Tech planning: An imperfect process
That’s all the more reason to have a road map in place.
Technology planning is an inexact process. Just when budgets and resources are in place for an annual plan, a disruptor is sure to hit the marketplace, or a line of business will need an immediate upgrade, throwing previous projections out the window.
That’s all the more reason to have an annual plan, says Loretta Weller-Mowers, a digital strategic consultant with CU Engage.
“That’s what the plan is for: to keep you on track when things don’t go the way you initially planned,” she says.
That way, credit unions can jump on new technologies when warranted or decide to wait if other priorities take precedent, Weller-Mowers says.
A technology plan also can eliminate surprises when needs arise in credit union departments. Without a plan, these needs might not be communicated to the information technology (IT) department.
“The next thing you know someone needs it tomorrow, which creates a lot of angst,” Weller-Mowers says. “Make sure your technology plan aligns your business strategy with your capital expense budget.”
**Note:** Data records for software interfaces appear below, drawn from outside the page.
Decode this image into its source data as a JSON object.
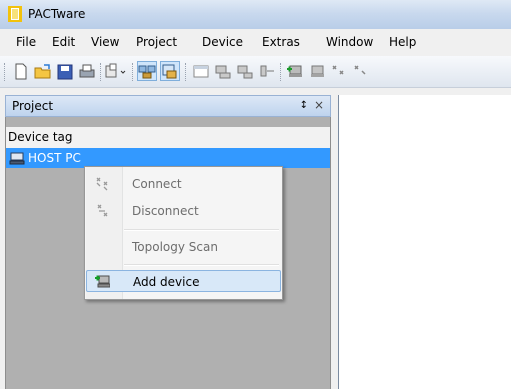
{
  "window": {
    "title": "PACTware"
  },
  "menu": [
    "File",
    "Edit",
    "View",
    "Project",
    "Device",
    "Extras",
    "Window",
    "Help"
  ],
  "toolbar": {
    "icons": [
      "new-document-icon",
      "open-folder-icon",
      "save-icon",
      "print-icon",
      "device-catalog-icon",
      "project-view-icon",
      "device-catalog-toggle-icon",
      "window-icon",
      "connect-device-icon",
      "disconnect-device-icon",
      "topology-icon",
      "add-device-icon",
      "remove-device-icon",
      "device-tree-icon",
      "device-extra-icon"
    ]
  },
  "project_panel": {
    "title": "Project",
    "pin_glyph": "↕",
    "close_glyph": "×",
    "column_header": "Device tag",
    "tree": [
      {
        "label": "HOST PC",
        "icon": "host-pc-icon",
        "selected": true
      }
    ]
  },
  "context_menu": {
    "items": [
      {
        "label": "Connect",
        "icon": "connect-icon",
        "disabled": true
      },
      {
        "label": "Disconnect",
        "icon": "disconnect-icon",
        "disabled": true
      },
      {
        "label": "Topology Scan",
        "icon": "",
        "disabled": true
      },
      {
        "label": "Add device",
        "icon": "add-device-icon",
        "disabled": false,
        "highlighted": true
      }
    ]
  },
  "colors": {
    "selection": "#3399ff",
    "panel_bg": "#b0b0b0",
    "menu_highlight": "#d8e8f8"
  }
}
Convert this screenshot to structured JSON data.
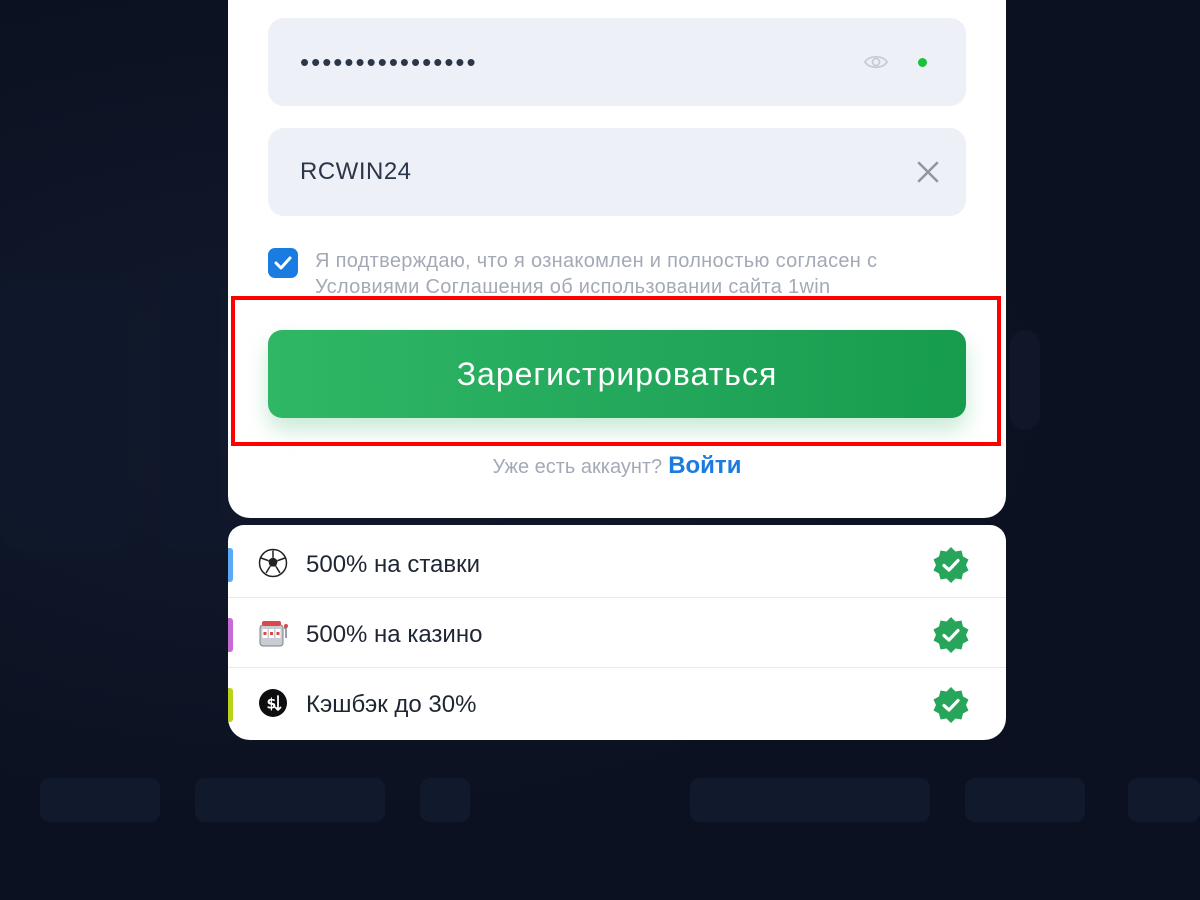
{
  "form": {
    "password_value": "••••••••••••••••",
    "promo_value": "RCWIN24",
    "terms_text": "Я подтверждаю, что я ознакомлен и полностью согласен с Условиями Соглашения об использовании сайта 1win",
    "terms_checked": true,
    "register_label": "Зарегистрироваться",
    "has_account_text": "Уже есть аккаунт?",
    "login_label": "Войти"
  },
  "bonuses": [
    {
      "icon": "soccer-ball-icon",
      "label": "500% на ставки",
      "accent": "#5aa9f5",
      "verified": true
    },
    {
      "icon": "slot-machine-icon",
      "label": "500% на казино",
      "accent": "#c56bd6",
      "verified": true
    },
    {
      "icon": "cashback-icon",
      "label": "Кэшбэк до 30%",
      "accent": "#b9d21a",
      "verified": true
    }
  ],
  "colors": {
    "brand_green": "#22a65a",
    "link_blue": "#1a7be0",
    "highlight_red": "#ff0000",
    "status_green": "#18c23a"
  }
}
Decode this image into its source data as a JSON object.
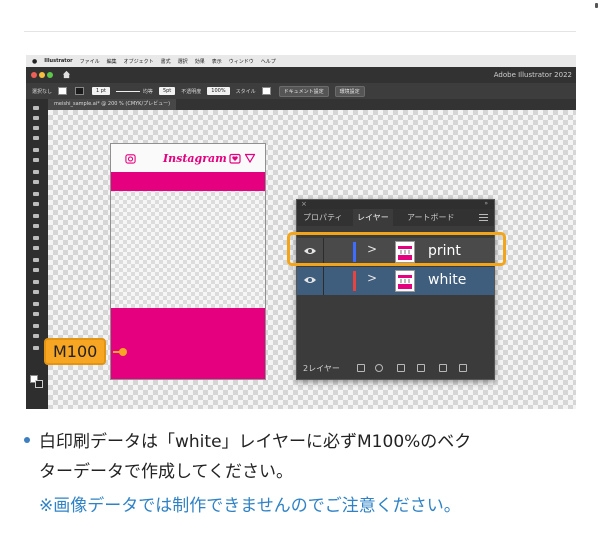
{
  "macbar": {
    "apple": "",
    "app_name": "Illustrator",
    "menu": [
      "ファイル",
      "編集",
      "オブジェクト",
      "書式",
      "選択",
      "効果",
      "表示",
      "ウィンドウ",
      "ヘルプ"
    ]
  },
  "window": {
    "title": "Adobe Illustrator 2022"
  },
  "control_bar": {
    "selection": "選択なし",
    "stroke_weight": "1 pt",
    "stroke_profile": "均等",
    "brush": "5pt",
    "opacity_label": "不透明度",
    "opacity_value": "100%",
    "style_label": "スタイル",
    "doc_settings_button": "ドキュメント設定",
    "prefs_button": "環境設定"
  },
  "document_tab": {
    "label": "meishi_sample.ai* @ 200 % (CMYK/プレビュー)"
  },
  "artboard": {
    "logo_text": "Instagram"
  },
  "callout": {
    "label": "M100"
  },
  "layers_panel": {
    "tabs": [
      "プロパティ",
      "レイヤー",
      "アートボード"
    ],
    "active_tab": "レイヤー",
    "layers": [
      {
        "name": "print",
        "color": "#3d6cff"
      },
      {
        "name": "white",
        "color": "#e8433e"
      }
    ],
    "footer_label": "2レイヤー"
  },
  "caption": {
    "line1": "白印刷データは「white」レイヤーに必ずM100%のベク",
    "line2": "ターデータで作成してください。",
    "note": "※画像データでは制作できませんのでご注意ください。"
  },
  "colors": {
    "magenta": "#e5007f",
    "highlight": "#f2a51b",
    "note_blue": "#2f82c5"
  }
}
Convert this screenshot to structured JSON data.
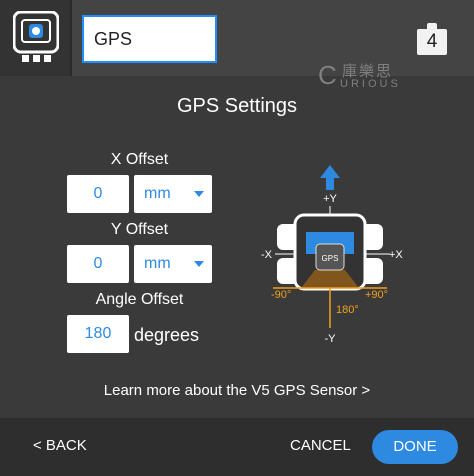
{
  "header": {
    "device_name": "GPS",
    "port_number": "4",
    "device_icon": "vex-device-icon",
    "port_icon": "port-badge-icon"
  },
  "watermark": {
    "logo": "C",
    "cn_text": "庫樂思",
    "en_text": "URIOUS"
  },
  "main": {
    "title": "GPS Settings",
    "x_offset": {
      "label": "X Offset",
      "value": "0",
      "unit": "mm"
    },
    "y_offset": {
      "label": "Y Offset",
      "value": "0",
      "unit": "mm"
    },
    "angle_offset": {
      "label": "Angle Offset",
      "value": "180",
      "unit": "degrees"
    },
    "learn_more": "Learn more about the V5 GPS Sensor >"
  },
  "diagram": {
    "plus_y": "+Y",
    "minus_y": "-Y",
    "plus_x": "+X",
    "minus_x": "-X",
    "sensor_label": "GPS",
    "angle_left": "-90°",
    "angle_right": "+90°",
    "angle_bottom": "180°",
    "arrow_color": "#2d8ae0",
    "accent_color": "#f0a020"
  },
  "footer": {
    "back_label": "< BACK",
    "cancel_label": "CANCEL",
    "done_label": "DONE"
  }
}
The strategic technology plan typically is held under the “ownership” of a single credit union department, typically IT or operations. But without question, the plan should be a group document developed with input from all business units.
That is certainly the case at $564 million asset Kellogg Community Credit Union in Battle Creek, Mich.
“We do a strategic planning event every year across all lines of business,” says Maria Haight, chief operations officer. “There will be projects that affect IT, and there may be hardware and integrations. But we know ahead of time what we need to make happen.”
She says Kellogg Community assembles a three-year road map, which she fine tunes into a one-year plan with specific projects.
“Does that mean other things don’t come up? Of course not,” Haight says. “Sometimes it might trump something else, and other times it might be an add-on.”